[What you should do]
For any picture in the lines below, please leave it out and copy the rest exactly.

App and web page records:
==============================

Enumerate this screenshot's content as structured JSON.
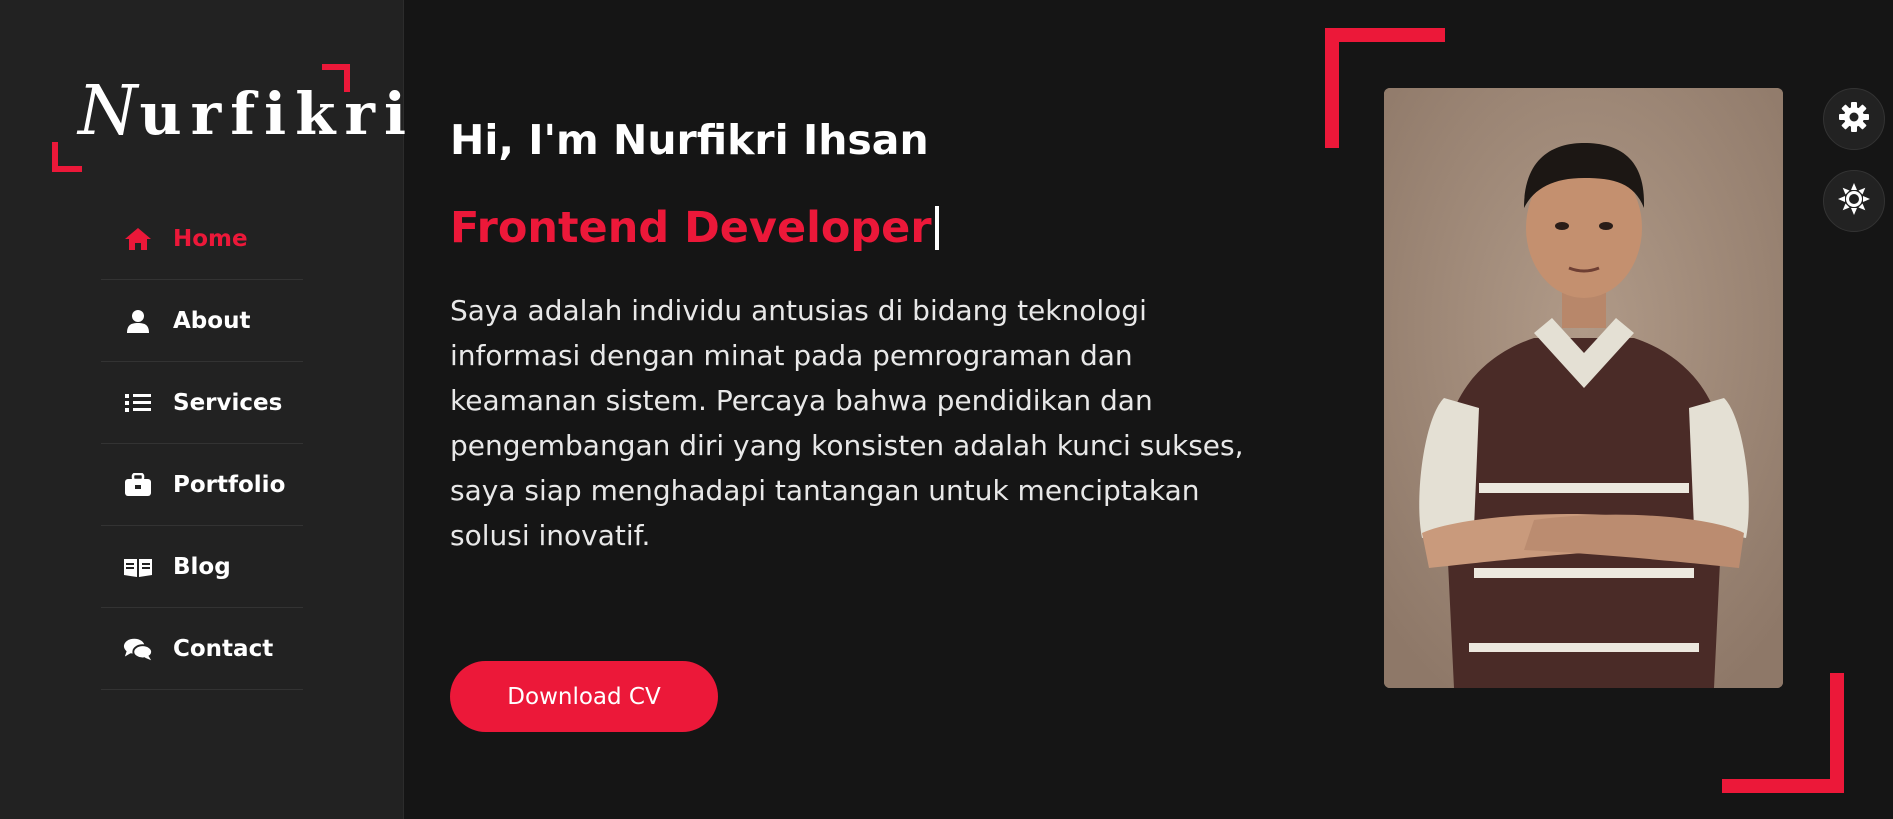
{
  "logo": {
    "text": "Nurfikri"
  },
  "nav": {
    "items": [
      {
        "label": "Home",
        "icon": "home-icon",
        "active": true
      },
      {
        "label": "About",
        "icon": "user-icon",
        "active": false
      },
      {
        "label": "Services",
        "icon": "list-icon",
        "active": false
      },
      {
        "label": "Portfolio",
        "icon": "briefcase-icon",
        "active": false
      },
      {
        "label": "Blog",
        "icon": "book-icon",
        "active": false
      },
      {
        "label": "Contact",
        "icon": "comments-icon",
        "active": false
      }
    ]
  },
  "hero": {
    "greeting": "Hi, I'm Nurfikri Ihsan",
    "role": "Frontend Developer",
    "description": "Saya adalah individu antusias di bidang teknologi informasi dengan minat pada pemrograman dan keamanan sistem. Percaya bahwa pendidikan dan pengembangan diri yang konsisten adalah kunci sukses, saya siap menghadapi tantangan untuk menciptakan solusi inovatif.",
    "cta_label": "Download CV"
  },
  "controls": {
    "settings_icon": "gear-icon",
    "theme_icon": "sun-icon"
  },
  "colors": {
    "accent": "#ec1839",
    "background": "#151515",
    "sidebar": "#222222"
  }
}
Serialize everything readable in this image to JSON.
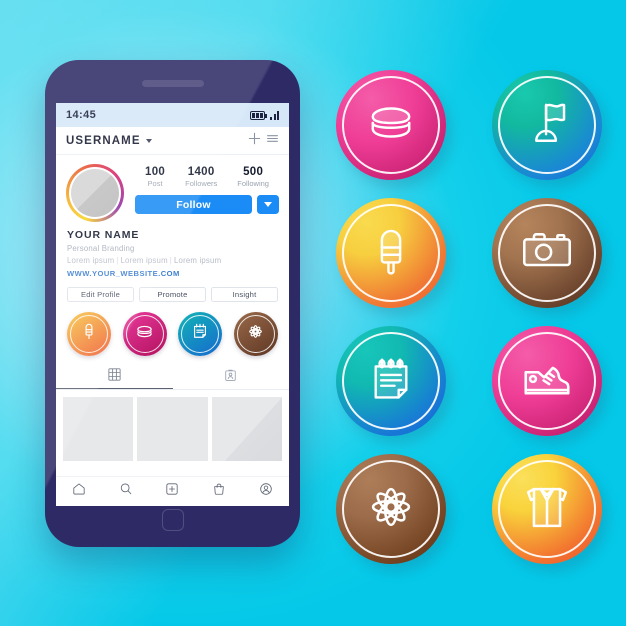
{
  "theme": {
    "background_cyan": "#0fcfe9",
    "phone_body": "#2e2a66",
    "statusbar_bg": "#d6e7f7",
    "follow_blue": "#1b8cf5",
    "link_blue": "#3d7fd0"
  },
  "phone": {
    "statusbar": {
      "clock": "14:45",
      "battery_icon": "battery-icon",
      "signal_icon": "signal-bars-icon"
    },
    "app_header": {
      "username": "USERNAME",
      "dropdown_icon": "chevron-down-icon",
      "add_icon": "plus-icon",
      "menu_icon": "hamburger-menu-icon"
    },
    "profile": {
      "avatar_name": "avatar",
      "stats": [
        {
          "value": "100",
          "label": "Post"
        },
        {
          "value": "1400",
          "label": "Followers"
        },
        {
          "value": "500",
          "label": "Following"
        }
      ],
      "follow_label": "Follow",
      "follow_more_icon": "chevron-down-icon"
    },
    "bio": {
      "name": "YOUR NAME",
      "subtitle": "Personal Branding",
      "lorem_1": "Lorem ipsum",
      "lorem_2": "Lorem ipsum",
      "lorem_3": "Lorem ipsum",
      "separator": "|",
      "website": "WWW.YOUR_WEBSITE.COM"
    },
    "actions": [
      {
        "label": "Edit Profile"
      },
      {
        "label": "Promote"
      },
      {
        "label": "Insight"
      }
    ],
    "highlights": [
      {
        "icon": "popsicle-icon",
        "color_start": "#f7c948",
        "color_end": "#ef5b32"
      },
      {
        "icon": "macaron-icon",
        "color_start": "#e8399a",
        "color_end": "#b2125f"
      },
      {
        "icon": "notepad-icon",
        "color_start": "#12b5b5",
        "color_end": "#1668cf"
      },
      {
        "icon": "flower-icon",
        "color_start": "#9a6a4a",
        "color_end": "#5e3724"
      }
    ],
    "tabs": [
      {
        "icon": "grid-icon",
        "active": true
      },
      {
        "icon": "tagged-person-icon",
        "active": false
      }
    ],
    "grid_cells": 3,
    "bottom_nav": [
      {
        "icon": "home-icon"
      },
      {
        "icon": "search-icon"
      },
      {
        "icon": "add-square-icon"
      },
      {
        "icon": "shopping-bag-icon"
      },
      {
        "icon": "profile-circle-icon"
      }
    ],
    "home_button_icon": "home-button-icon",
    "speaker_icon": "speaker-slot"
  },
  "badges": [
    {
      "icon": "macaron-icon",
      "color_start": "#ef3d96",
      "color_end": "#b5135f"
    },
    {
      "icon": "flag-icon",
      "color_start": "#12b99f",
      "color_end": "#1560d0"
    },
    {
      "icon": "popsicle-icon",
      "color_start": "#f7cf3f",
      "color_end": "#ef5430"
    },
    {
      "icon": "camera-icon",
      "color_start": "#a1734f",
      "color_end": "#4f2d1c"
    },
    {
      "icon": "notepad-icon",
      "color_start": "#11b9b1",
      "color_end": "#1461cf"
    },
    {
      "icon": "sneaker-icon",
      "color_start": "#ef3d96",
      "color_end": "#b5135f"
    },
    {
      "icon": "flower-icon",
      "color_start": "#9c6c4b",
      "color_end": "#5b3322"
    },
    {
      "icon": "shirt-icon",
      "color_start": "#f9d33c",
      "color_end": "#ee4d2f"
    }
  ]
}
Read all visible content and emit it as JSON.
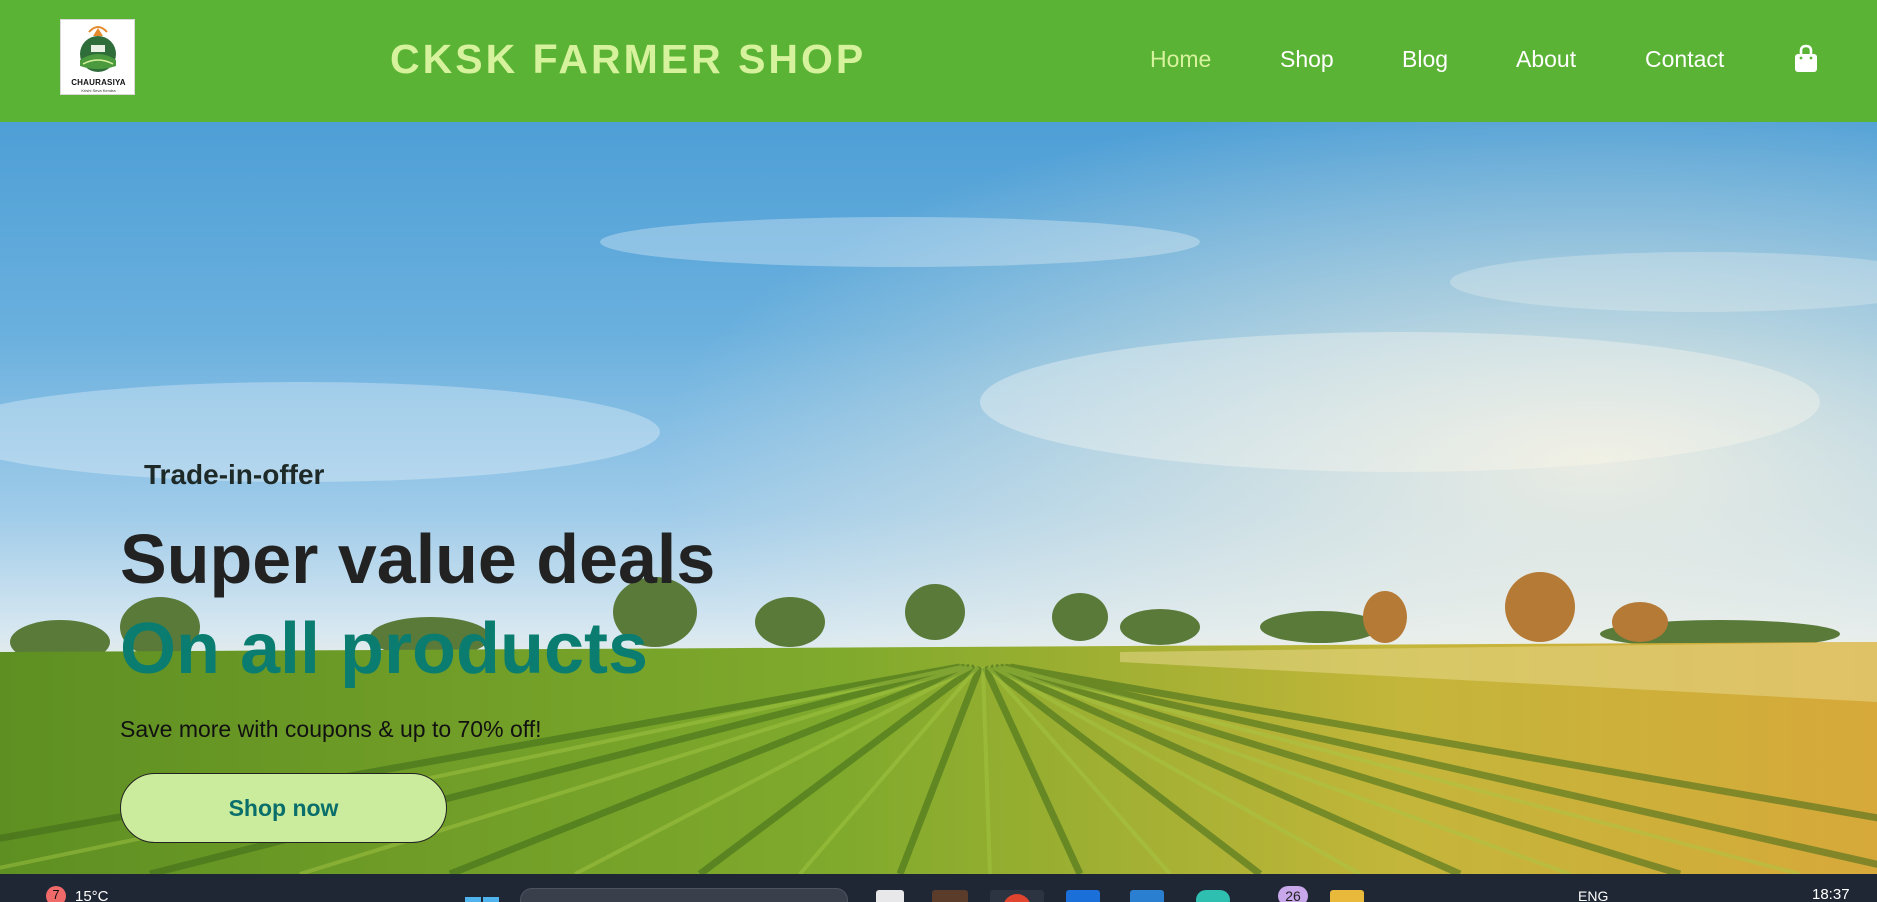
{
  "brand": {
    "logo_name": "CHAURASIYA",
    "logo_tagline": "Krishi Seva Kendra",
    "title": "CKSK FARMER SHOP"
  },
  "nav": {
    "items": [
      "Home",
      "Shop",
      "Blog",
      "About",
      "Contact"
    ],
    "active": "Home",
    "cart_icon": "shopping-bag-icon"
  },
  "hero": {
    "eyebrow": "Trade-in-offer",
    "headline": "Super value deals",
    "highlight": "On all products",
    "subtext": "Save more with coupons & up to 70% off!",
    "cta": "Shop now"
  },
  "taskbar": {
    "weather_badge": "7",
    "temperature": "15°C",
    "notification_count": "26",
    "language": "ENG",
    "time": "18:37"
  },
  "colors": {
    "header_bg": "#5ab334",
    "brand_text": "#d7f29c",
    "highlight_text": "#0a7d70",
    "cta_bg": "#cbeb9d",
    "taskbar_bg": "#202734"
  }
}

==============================

[Answer for the task]
Enumerate this screenshot's content as structured JSON.
{
  "logo": {
    "text": "Nurfikri"
  },
  "nav": {
    "items": [
      {
        "label": "Home",
        "icon": "home-icon",
        "active": true
      },
      {
        "label": "About",
        "icon": "user-icon",
        "active": false
      },
      {
        "label": "Services",
        "icon": "list-icon",
        "active": false
      },
      {
        "label": "Portfolio",
        "icon": "briefcase-icon",
        "active": false
      },
      {
        "label": "Blog",
        "icon": "book-icon",
        "active": false
      },
      {
        "label": "Contact",
        "icon": "comments-icon",
        "active": false
      }
    ]
  },
  "hero": {
    "greeting": "Hi, I'm Nurfikri Ihsan",
    "role": "Frontend Developer",
    "description": "Saya adalah individu antusias di bidang teknologi informasi dengan minat pada pemrograman dan keamanan sistem. Percaya bahwa pendidikan dan pengembangan diri yang konsisten adalah kunci sukses, saya siap menghadapi tantangan untuk menciptakan solusi inovatif.",
    "cta_label": "Download CV"
  },
  "controls": {
    "settings_icon": "gear-icon",
    "theme_icon": "sun-icon"
  },
  "colors": {
    "accent": "#ec1839",
    "background": "#151515",
    "sidebar": "#222222"
  }
}
Serialize everything readable in this image to JSON.
{
  "theme": {
    "background_cyan": "#0fcfe9",
    "phone_body": "#2e2a66",
    "statusbar_bg": "#d6e7f7",
    "follow_blue": "#1b8cf5",
    "link_blue": "#3d7fd0"
  },
  "phone": {
    "statusbar": {
      "clock": "14:45",
      "battery_icon": "battery-icon",
      "signal_icon": "signal-bars-icon"
    },
    "app_header": {
      "username": "USERNAME",
      "dropdown_icon": "chevron-down-icon",
      "add_icon": "plus-icon",
      "menu_icon": "hamburger-menu-icon"
    },
    "profile": {
      "avatar_name": "avatar",
      "stats": [
        {
          "value": "100",
          "label": "Post"
        },
        {
          "value": "1400",
          "label": "Followers"
        },
        {
          "value": "500",
          "label": "Following"
        }
      ],
      "follow_label": "Follow",
      "follow_more_icon": "chevron-down-icon"
    },
    "bio": {
      "name": "YOUR NAME",
      "subtitle": "Personal Branding",
      "lorem_1": "Lorem ipsum",
      "lorem_2": "Lorem ipsum",
      "lorem_3": "Lorem ipsum",
      "separator": "|",
      "website": "WWW.YOUR_WEBSITE.COM"
    },
    "actions": [
      {
        "label": "Edit Profile"
      },
      {
        "label": "Promote"
      },
      {
        "label": "Insight"
      }
    ],
    "highlights": [
      {
        "icon": "popsicle-icon",
        "color_start": "#f7c948",
        "color_end": "#ef5b32"
      },
      {
        "icon": "macaron-icon",
        "color_start": "#e8399a",
        "color_end": "#b2125f"
      },
      {
        "icon": "notepad-icon",
        "color_start": "#12b5b5",
        "color_end": "#1668cf"
      },
      {
        "icon": "flower-icon",
        "color_start": "#9a6a4a",
        "color_end": "#5e3724"
      }
    ],
    "tabs": [
      {
        "icon": "grid-icon",
        "active": true
      },
      {
        "icon": "tagged-person-icon",
        "active": false
      }
    ],
    "grid_cells": 3,
    "bottom_nav": [
      {
        "icon": "home-icon"
      },
      {
        "icon": "search-icon"
      },
      {
        "icon": "add-square-icon"
      },
      {
        "icon": "shopping-bag-icon"
      },
      {
        "icon": "profile-circle-icon"
      }
    ],
    "home_button_icon": "home-button-icon",
    "speaker_icon": "speaker-slot"
  },
  "badges": [
    {
      "icon": "macaron-icon",
      "color_start": "#ef3d96",
      "color_end": "#b5135f"
    },
    {
      "icon": "flag-icon",
      "color_start": "#12b99f",
      "color_end": "#1560d0"
    },
    {
      "icon": "popsicle-icon",
      "color_start": "#f7cf3f",
      "color_end": "#ef5430"
    },
    {
      "icon": "camera-icon",
      "color_start": "#a1734f",
      "color_end": "#4f2d1c"
    },
    {
      "icon": "notepad-icon",
      "color_start": "#11b9b1",
      "color_end": "#1461cf"
    },
    {
      "icon": "sneaker-icon",
      "color_start": "#ef3d96",
      "color_end": "#b5135f"
    },
    {
      "icon": "flower-icon",
      "color_start": "#9c6c4b",
      "color_end": "#5b3322"
    },
    {
      "icon": "shirt-icon",
      "color_start": "#f9d33c",
      "color_end": "#ee4d2f"
    }
  ]
}
Read all visible content and emit it as JSON.
{
  "brand": {
    "logo_name": "CHAURASIYA",
    "logo_tagline": "Krishi Seva Kendra",
    "title": "CKSK FARMER SHOP"
  },
  "nav": {
    "items": [
      "Home",
      "Shop",
      "Blog",
      "About",
      "Contact"
    ],
    "active": "Home",
    "cart_icon": "shopping-bag-icon"
  },
  "hero": {
    "eyebrow": "Trade-in-offer",
    "headline": "Super value deals",
    "highlight": "On all products",
    "subtext": "Save more with coupons & up to 70% off!",
    "cta": "Shop now"
  },
  "taskbar": {
    "weather_badge": "7",
    "temperature": "15°C",
    "notification_count": "26",
    "language": "ENG",
    "time": "18:37"
  },
  "colors": {
    "header_bg": "#5ab334",
    "brand_text": "#d7f29c",
    "highlight_text": "#0a7d70",
    "cta_bg": "#cbeb9d",
    "taskbar_bg": "#202734"
  }
}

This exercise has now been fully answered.